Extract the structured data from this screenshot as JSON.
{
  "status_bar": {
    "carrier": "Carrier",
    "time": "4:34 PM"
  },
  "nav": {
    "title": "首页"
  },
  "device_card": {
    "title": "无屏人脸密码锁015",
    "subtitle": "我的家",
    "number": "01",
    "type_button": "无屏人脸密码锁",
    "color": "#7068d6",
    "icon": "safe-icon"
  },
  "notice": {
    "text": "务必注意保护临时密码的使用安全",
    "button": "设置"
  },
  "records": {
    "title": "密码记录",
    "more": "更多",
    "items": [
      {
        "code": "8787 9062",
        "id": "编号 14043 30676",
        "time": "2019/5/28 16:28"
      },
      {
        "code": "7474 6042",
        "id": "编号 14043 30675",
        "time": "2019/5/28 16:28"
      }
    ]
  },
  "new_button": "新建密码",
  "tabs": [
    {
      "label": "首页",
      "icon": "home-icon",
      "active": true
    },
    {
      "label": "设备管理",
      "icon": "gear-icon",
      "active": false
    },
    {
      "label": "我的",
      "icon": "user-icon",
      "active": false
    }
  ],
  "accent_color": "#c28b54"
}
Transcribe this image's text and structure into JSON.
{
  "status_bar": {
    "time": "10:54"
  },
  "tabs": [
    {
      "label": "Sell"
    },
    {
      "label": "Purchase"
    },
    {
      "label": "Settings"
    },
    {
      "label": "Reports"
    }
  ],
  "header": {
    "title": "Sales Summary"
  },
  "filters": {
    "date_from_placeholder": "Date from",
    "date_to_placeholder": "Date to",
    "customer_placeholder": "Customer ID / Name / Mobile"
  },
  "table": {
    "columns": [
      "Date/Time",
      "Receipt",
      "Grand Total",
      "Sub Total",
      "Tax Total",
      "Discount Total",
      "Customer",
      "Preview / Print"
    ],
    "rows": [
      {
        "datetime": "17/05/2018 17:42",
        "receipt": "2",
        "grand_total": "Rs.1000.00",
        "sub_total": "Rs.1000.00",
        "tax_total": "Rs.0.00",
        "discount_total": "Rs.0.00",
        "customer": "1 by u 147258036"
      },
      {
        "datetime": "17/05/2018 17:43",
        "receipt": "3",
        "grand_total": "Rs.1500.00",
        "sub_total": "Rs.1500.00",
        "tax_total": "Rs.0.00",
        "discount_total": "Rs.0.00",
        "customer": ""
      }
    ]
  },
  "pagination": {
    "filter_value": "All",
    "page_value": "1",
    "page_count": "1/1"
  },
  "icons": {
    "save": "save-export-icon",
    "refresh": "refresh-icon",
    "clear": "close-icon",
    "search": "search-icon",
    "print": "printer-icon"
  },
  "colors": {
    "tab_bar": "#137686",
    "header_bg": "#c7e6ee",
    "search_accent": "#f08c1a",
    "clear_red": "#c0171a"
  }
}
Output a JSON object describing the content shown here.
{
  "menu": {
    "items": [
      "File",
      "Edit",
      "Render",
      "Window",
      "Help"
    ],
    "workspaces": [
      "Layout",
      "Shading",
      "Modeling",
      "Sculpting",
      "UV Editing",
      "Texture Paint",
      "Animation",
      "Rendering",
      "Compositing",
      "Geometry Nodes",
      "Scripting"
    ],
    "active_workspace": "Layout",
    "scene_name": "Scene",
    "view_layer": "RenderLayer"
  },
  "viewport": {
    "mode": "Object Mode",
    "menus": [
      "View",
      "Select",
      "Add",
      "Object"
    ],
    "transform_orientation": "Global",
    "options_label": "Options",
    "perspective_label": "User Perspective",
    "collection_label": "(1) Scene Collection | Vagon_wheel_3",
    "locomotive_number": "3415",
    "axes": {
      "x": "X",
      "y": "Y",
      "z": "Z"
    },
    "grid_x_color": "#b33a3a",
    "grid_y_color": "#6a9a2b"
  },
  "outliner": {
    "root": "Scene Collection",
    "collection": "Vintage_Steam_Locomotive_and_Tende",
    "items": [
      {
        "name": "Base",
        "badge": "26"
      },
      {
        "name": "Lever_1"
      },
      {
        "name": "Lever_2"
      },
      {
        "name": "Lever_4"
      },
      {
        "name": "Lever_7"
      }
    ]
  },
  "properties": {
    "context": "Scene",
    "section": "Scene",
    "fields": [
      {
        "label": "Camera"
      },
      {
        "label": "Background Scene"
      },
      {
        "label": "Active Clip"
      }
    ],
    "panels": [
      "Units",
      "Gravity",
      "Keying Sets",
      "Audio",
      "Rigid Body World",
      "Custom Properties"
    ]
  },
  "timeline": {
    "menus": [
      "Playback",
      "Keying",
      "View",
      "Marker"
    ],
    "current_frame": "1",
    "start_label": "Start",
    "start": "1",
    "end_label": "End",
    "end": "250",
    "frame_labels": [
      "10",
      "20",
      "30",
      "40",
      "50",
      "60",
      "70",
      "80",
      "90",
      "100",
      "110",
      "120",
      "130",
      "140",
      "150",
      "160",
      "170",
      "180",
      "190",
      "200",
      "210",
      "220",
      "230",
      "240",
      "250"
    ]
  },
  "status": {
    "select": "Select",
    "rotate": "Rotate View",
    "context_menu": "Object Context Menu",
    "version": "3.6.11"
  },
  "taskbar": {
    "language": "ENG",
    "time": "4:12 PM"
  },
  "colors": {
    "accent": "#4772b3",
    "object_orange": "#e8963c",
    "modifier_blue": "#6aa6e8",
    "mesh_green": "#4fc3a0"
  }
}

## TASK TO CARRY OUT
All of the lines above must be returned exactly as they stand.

## RESPONSE TO THIS EXERCISE
Extract the structured data from this screenshot as JSON.
{
  "status_bar": {
    "carrier": "Carrier",
    "time": "4:34 PM"
  },
  "nav": {
    "title": "首页"
  },
  "device_card": {
    "title": "无屏人脸密码锁015",
    "subtitle": "我的家",
    "number": "01",
    "type_button": "无屏人脸密码锁",
    "color": "#7068d6",
    "icon": "safe-icon"
  },
  "notice": {
    "text": "务必注意保护临时密码的使用安全",
    "button": "设置"
  },
  "records": {
    "title": "密码记录",
    "more": "更多",
    "items": [
      {
        "code": "8787 9062",
        "id": "编号 14043 30676",
        "time": "2019/5/28 16:28"
      },
      {
        "code": "7474 6042",
        "id": "编号 14043 30675",
        "time": "2019/5/28 16:28"
      }
    ]
  },
  "new_button": "新建密码",
  "tabs": [
    {
      "label": "首页",
      "icon": "home-icon",
      "active": true
    },
    {
      "label": "设备管理",
      "icon": "gear-icon",
      "active": false
    },
    {
      "label": "我的",
      "icon": "user-icon",
      "active": false
    }
  ],
  "accent_color": "#c28b54"
}
Transcribe this image's text and structure into JSON.
{
  "status_bar": {
    "time": "10:54"
  },
  "tabs": [
    {
      "label": "Sell"
    },
    {
      "label": "Purchase"
    },
    {
      "label": "Settings"
    },
    {
      "label": "Reports"
    }
  ],
  "header": {
    "title": "Sales Summary"
  },
  "filters": {
    "date_from_placeholder": "Date from",
    "date_to_placeholder": "Date to",
    "customer_placeholder": "Customer ID / Name / Mobile"
  },
  "table": {
    "columns": [
      "Date/Time",
      "Receipt",
      "Grand Total",
      "Sub Total",
      "Tax Total",
      "Discount Total",
      "Customer",
      "Preview / Print"
    ],
    "rows": [
      {
        "datetime": "17/05/2018 17:42",
        "receipt": "2",
        "grand_total": "Rs.1000.00",
        "sub_total": "Rs.1000.00",
        "tax_total": "Rs.0.00",
        "discount_total": "Rs.0.00",
        "customer": "1 by u 147258036"
      },
      {
        "datetime": "17/05/2018 17:43",
        "receipt": "3",
        "grand_total": "Rs.1500.00",
        "sub_total": "Rs.1500.00",
        "tax_total": "Rs.0.00",
        "discount_total": "Rs.0.00",
        "customer": ""
      }
    ]
  },
  "pagination": {
    "filter_value": "All",
    "page_value": "1",
    "page_count": "1/1"
  },
  "icons": {
    "save": "save-export-icon",
    "refresh": "refresh-icon",
    "clear": "close-icon",
    "search": "search-icon",
    "print": "printer-icon"
  },
  "colors": {
    "tab_bar": "#137686",
    "header_bg": "#c7e6ee",
    "search_accent": "#f08c1a",
    "clear_red": "#c0171a"
  }
}
Output a JSON object describing the content shown here.
{
  "menu": {
    "items": [
      "File",
      "Edit",
      "Render",
      "Window",
      "Help"
    ],
    "workspaces": [
      "Layout",
      "Shading",
      "Modeling",
      "Sculpting",
      "UV Editing",
      "Texture Paint",
      "Animation",
      "Rendering",
      "Compositing",
      "Geometry Nodes",
      "Scripting"
    ],
    "active_workspace": "Layout",
    "scene_name": "Scene",
    "view_layer": "RenderLayer"
  },
  "viewport": {
    "mode": "Object Mode",
    "menus": [
      "View",
      "Select",
      "Add",
      "Object"
    ],
    "transform_orientation": "Global",
    "options_label": "Options",
    "perspective_label": "User Perspective",
    "collection_label": "(1) Scene Collection | Vagon_wheel_3",
    "locomotive_number": "3415",
    "axes": {
      "x": "X",
      "y": "Y",
      "z": "Z"
    },
    "grid_x_color": "#b33a3a",
    "grid_y_color": "#6a9a2b"
  },
  "outliner": {
    "root": "Scene Collection",
    "collection": "Vintage_Steam_Locomotive_and_Tende",
    "items": [
      {
        "name": "Base",
        "badge": "26"
      },
      {
        "name": "Lever_1"
      },
      {
        "name": "Lever_2"
      },
      {
        "name": "Lever_4"
      },
      {
        "name": "Lever_7"
      }
    ]
  },
  "properties": {
    "context": "Scene",
    "section": "Scene",
    "fields": [
      {
        "label": "Camera"
      },
      {
        "label": "Background Scene"
      },
      {
        "label": "Active Clip"
      }
    ],
    "panels": [
      "Units",
      "Gravity",
      "Keying Sets",
      "Audio",
      "Rigid Body World",
      "Custom Properties"
    ]
  },
  "timeline": {
    "menus": [
      "Playback",
      "Keying",
      "View",
      "Marker"
    ],
    "current_frame": "1",
    "start_label": "Start",
    "start": "1",
    "end_label": "End",
    "end": "250",
    "frame_labels": [
      "10",
      "20",
      "30",
      "40",
      "50",
      "60",
      "70",
      "80",
      "90",
      "100",
      "110",
      "120",
      "130",
      "140",
      "150",
      "160",
      "170",
      "180",
      "190",
      "200",
      "210",
      "220",
      "230",
      "240",
      "250"
    ]
  },
  "status": {
    "select": "Select",
    "rotate": "Rotate View",
    "context_menu": "Object Context Menu",
    "version": "3.6.11"
  },
  "taskbar": {
    "language": "ENG",
    "time": "4:12 PM"
  },
  "colors": {
    "accent": "#4772b3",
    "object_orange": "#e8963c",
    "modifier_blue": "#6aa6e8",
    "mesh_green": "#4fc3a0"
  }
}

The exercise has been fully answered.